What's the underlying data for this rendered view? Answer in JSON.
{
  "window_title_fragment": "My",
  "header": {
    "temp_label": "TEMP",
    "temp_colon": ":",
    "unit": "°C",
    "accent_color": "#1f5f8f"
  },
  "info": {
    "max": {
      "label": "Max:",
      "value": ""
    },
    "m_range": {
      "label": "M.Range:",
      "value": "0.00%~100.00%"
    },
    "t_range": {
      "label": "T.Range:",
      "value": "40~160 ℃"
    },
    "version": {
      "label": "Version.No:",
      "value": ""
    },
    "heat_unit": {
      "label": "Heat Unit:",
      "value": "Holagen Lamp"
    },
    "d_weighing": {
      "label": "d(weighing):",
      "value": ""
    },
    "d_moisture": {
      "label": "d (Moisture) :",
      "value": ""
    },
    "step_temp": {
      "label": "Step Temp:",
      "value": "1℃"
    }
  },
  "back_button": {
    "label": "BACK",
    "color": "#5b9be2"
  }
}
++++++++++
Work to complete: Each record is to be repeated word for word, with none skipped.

Written reply:
What's the underlying data for this rendered view? Answer in JSON.
{
  "window_title_fragment": "My",
  "header": {
    "temp_label": "TEMP",
    "temp_colon": ":",
    "unit": "°C",
    "accent_color": "#1f5f8f"
  },
  "info": {
    "max": {
      "label": "Max:",
      "value": ""
    },
    "m_range": {
      "label": "M.Range:",
      "value": "0.00%~100.00%"
    },
    "t_range": {
      "label": "T.Range:",
      "value": "40~160 ℃"
    },
    "version": {
      "label": "Version.No:",
      "value": ""
    },
    "heat_unit": {
      "label": "Heat Unit:",
      "value": "Holagen Lamp"
    },
    "d_weighing": {
      "label": "d(weighing):",
      "value": ""
    },
    "d_moisture": {
      "label": "d (Moisture) :",
      "value": ""
    },
    "step_temp": {
      "label": "Step Temp:",
      "value": "1℃"
    }
  },
  "back_button": {
    "label": "BACK",
    "color": "#5b9be2"
  }
}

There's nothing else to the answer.